Rwanda National Police (RNP), yesterday, held separate meetings with owners and managers of hospitality facilities and private security service providers operating in Musanze and Rubavu districts, and urged them to take “precaution” and ensure “maximum security” of their premises.
The meeting, which started in Kigali mid last month, will continue in all districts across the country.
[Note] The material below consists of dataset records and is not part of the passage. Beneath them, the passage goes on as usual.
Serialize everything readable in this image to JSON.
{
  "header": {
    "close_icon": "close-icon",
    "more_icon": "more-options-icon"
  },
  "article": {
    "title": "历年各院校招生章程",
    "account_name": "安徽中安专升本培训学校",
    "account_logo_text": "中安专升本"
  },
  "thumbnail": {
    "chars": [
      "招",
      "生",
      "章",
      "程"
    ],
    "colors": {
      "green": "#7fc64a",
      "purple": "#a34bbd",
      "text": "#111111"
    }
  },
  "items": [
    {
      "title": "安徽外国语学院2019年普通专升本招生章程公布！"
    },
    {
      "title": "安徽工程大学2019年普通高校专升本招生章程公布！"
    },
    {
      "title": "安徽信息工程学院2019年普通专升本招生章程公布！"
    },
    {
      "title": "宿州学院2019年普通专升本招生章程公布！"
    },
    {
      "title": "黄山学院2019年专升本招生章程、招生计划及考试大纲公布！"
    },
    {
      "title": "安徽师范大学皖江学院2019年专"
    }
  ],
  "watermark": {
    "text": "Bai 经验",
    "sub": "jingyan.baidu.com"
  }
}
It is aimed at strengthening security measures especially in facilities that receive many people on daily basis.
While addressing the two groups in the service industry including owners of hotels, restaurants, lodges and Guest Houses, Assistant Commissioner of Police (ACP), Jean Nepo Mbonyumuvunyi, the Commissioner for Private Security Service Providers in RNP, said that security should equally be at the core of their services.
He urged them to install scanners, CTV cameras and fire extinguishers and alarms to facilitate in monitoring of their facilities and help security organs in case of inquiries on certain incidents.
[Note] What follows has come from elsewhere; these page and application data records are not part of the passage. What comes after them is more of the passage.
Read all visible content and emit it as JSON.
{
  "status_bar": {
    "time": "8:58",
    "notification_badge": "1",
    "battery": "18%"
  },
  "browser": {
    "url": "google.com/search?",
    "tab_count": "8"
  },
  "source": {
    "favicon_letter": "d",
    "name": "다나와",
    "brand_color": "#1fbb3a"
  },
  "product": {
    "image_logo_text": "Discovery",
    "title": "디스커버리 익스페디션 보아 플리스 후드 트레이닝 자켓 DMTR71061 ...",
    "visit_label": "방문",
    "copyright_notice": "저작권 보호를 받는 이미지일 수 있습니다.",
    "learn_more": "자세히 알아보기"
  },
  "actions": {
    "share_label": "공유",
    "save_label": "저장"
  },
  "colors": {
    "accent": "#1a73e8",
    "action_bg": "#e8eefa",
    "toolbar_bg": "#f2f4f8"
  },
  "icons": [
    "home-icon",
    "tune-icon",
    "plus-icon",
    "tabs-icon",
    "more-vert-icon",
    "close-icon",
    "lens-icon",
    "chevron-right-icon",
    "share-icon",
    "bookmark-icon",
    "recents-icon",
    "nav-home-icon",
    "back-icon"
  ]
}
ACP Mbonyuvunyi also advised them to employ trained and professional private security service providers.
It is said that some owners of hospitality facilities employ their relatives or friends as security personnel without any training, which is seen as a loophole in security matters of the facility.
“This is a very big challenge to the hospitality industry, we strongly urge you to only employ skilled security personnel, who know what to do and able to use various security gadgets,” ACP Mbonyumuvunyi said.
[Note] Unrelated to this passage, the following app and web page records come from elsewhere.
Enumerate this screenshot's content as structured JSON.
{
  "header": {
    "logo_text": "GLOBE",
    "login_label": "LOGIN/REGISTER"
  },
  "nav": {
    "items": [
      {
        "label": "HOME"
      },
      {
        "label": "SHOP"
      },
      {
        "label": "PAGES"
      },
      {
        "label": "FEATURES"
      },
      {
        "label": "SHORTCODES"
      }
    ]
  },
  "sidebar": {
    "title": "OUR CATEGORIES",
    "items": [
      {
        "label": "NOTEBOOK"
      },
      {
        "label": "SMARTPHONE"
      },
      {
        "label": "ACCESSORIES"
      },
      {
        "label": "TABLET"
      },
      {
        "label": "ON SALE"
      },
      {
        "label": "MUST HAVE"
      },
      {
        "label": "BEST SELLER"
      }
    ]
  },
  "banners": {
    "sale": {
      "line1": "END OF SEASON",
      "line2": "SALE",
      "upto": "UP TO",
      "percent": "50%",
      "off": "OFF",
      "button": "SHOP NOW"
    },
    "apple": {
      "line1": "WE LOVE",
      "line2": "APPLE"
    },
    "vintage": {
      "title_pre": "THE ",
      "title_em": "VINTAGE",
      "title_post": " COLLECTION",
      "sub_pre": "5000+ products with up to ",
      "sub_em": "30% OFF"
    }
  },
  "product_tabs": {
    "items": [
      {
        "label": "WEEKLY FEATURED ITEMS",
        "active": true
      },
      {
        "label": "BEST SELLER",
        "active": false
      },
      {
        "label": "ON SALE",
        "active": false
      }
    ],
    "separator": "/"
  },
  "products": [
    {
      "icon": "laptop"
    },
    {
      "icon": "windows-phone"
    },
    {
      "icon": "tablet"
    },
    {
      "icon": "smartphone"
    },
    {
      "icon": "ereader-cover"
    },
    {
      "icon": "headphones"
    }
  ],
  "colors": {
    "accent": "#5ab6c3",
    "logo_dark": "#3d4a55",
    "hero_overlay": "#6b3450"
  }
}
ACP Eric Mutsinzi, the Northern Region Police Commander, while speaking in Musanze, hinted on the issue serving alcoholic beverages to minors, allowing them in night clubs as well as using their facilities to lure young girls into sexual acts.
“We have cases where minors are served alcoholic drinks and owners of these and mangers or bars, hotels or restaurants and even betting spots, feel not bothered; this is a crime punishable by law,” ACP Mutsinzi warned.
Article 219 of the penal code stipulates that “any person who offers or sells alcoholic beverages or tobacco to a child or involves him/her in the sale of such products shall be liable to a term of imprisonment of at least three months but less than six months and a fine of Rwf300, 000 to Rwf1 million or one of these penalties.”
The meeting also deliberated on ways to prevent noise pollution.
In Musanze, the vice mayor in-charge of Economic Development, Augustin Ndaberewe, recognized the role of the hospitality industry in national development, but added that all these thrives on maximum safety and security, which attracts more clients thus generating higher revenue.
Ndaberewe called for strengthened partnership between those in the service industry and security organs on anything unlawful happening in their facilities or areas.